WHAT IS NEEDED
What is needed is a copy of each line in the listing below that contains "JSON".

RECORDS

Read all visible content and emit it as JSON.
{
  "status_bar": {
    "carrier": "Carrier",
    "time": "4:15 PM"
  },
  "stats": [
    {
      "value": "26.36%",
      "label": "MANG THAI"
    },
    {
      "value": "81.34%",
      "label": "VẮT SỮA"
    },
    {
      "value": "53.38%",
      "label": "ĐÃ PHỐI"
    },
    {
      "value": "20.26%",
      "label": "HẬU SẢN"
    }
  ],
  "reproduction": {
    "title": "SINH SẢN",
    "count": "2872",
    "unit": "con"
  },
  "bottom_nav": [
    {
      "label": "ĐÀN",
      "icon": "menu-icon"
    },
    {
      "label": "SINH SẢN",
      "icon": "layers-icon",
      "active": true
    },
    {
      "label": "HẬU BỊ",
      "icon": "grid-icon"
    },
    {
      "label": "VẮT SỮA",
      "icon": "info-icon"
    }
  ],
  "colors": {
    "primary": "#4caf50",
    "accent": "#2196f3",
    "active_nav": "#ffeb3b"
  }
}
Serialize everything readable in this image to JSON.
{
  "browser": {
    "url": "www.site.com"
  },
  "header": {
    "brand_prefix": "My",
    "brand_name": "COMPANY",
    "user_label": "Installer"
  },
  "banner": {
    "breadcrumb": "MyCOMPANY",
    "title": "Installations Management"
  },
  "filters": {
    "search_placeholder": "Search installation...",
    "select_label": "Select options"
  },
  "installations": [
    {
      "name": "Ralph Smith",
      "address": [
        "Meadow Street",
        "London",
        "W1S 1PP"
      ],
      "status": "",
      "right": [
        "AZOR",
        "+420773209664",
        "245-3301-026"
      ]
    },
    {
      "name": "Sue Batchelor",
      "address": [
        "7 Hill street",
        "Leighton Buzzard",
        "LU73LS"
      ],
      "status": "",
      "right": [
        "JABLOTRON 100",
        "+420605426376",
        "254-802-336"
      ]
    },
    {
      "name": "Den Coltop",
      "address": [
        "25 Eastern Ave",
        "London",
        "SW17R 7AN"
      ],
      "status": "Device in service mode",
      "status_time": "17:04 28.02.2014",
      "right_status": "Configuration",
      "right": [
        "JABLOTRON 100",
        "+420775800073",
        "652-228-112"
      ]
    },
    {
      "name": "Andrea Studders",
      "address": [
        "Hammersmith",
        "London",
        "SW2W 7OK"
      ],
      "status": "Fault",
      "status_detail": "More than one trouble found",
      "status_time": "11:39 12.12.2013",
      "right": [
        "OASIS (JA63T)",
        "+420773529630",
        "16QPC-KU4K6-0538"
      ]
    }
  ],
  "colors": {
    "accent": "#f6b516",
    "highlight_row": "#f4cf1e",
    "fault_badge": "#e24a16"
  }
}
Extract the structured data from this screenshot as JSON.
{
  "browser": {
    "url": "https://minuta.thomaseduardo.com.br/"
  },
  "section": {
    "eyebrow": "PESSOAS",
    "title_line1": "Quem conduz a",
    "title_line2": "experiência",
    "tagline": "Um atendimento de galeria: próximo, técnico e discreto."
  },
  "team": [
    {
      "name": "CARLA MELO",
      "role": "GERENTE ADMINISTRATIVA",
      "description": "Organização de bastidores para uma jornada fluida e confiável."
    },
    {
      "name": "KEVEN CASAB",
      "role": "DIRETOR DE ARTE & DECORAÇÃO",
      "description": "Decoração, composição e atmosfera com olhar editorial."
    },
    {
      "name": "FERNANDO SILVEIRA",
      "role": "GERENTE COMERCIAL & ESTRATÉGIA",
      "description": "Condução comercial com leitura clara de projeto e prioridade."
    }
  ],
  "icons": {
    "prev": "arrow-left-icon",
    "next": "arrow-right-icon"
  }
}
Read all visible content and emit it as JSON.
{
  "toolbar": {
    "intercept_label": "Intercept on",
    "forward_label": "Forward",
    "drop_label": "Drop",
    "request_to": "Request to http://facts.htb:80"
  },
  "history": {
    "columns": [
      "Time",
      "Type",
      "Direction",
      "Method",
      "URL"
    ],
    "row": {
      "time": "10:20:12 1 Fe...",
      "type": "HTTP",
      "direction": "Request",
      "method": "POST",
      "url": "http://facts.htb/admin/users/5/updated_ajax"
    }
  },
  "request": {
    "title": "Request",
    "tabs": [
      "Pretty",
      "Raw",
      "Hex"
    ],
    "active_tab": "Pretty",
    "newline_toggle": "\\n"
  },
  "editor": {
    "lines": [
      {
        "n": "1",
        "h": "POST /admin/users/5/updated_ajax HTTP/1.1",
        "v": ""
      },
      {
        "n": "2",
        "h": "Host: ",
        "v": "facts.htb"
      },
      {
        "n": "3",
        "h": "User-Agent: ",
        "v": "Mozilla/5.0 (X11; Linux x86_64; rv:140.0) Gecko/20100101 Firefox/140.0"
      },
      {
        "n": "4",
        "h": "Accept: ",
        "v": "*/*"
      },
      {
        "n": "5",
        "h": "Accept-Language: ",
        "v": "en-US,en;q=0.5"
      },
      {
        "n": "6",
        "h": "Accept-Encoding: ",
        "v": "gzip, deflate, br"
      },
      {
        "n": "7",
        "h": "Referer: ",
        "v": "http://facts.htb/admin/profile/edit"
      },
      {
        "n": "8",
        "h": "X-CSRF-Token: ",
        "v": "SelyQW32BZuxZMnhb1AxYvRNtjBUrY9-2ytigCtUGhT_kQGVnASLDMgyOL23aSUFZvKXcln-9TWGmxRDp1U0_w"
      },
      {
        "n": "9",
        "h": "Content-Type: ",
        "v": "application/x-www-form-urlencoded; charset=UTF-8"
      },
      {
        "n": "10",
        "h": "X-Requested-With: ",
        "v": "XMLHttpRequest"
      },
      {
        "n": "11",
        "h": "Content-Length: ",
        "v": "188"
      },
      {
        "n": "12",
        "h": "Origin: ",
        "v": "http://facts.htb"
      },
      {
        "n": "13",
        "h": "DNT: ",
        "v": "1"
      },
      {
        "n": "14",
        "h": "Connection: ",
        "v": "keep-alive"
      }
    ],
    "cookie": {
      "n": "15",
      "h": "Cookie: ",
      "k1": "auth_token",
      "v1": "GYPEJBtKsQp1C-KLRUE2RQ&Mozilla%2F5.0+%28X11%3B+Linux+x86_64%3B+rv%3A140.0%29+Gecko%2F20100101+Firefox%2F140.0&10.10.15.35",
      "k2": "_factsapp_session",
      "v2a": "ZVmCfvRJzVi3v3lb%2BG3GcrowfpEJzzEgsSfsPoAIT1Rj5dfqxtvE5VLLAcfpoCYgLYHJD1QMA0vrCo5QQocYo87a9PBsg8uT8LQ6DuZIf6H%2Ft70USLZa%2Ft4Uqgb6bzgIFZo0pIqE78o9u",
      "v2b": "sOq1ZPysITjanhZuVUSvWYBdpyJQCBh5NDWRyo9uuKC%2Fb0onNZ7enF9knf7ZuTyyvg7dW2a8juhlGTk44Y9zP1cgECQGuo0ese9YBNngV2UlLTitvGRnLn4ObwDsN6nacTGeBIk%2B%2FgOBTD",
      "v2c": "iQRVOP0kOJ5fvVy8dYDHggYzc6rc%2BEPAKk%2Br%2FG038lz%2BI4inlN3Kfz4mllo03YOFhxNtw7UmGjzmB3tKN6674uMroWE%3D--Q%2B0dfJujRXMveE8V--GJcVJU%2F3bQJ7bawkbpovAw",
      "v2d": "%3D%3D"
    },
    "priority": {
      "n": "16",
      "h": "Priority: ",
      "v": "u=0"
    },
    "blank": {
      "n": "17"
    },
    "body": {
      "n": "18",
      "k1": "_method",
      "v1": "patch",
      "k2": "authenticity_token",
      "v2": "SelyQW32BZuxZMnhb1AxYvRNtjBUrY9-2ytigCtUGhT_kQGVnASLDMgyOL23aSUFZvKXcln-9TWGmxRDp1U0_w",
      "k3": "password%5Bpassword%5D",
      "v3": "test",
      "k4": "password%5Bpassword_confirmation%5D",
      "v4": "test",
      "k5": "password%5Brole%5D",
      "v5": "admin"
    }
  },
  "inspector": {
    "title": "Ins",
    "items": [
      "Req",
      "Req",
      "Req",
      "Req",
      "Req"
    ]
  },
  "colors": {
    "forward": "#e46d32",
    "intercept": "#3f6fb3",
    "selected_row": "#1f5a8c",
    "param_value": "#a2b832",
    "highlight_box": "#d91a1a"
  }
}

ANSWER TO THIS PROBLEM
Read all visible content and emit it as JSON.
Serialize everything readable in this image to JSON.
Extract the structured data from this screenshot as JSON.
Read all visible content and emit it as JSON.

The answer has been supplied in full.